When parallel applications are run in large-scale distributed environments, such as grids, peer-to-peer (P2P) systems, and clouds, the set of resources used can change dynamically as machines crash, reservations end, and new resources become available. It is vital for applications to respond to these changes. Therefore, it is necessary to keep track of the available resources-a problem which is known to be notoriously difficult. In this article we argue that resource tracking must be provided as the standard functionality in the lower parts of the software stack. We propose a general solution to resource tracking: the Join-Elect-Leave (JEL) model. JEL provides unified resource tracking for parallel and distributed applications across environments. JEL is a simple yet powerful model based on notifying when resources have Joined or Left the computation. We demonstrate that JEL is suitable for resource tracking in a wide variety of programming models, ranging from the fixed resource sets traditionally used in MPI-1 to flexible grid-oriented programming models. We compare several JEL implementations, and show these to perform and scale well in several real-world scenarios involving grids, clouds and P2P systems applied concurrently, and wide-area systems with failing resources. Using JEL, we have won the first prize in a number of international distributed computing competitions. Copyright © 2010 John Wiley & Sons, Ltd.

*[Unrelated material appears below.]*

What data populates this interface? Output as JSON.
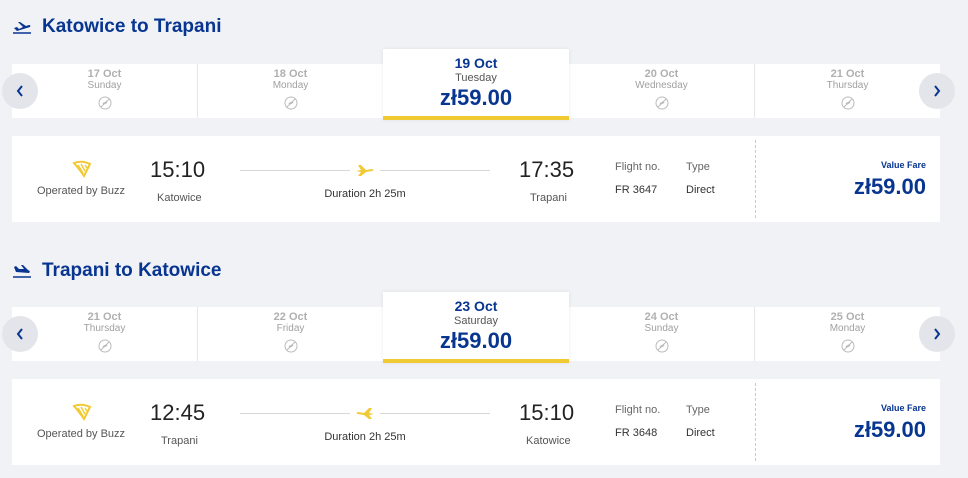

|Journal||Concurrency and Computation: Practice and Experience|
|Publication status||Published - 2011|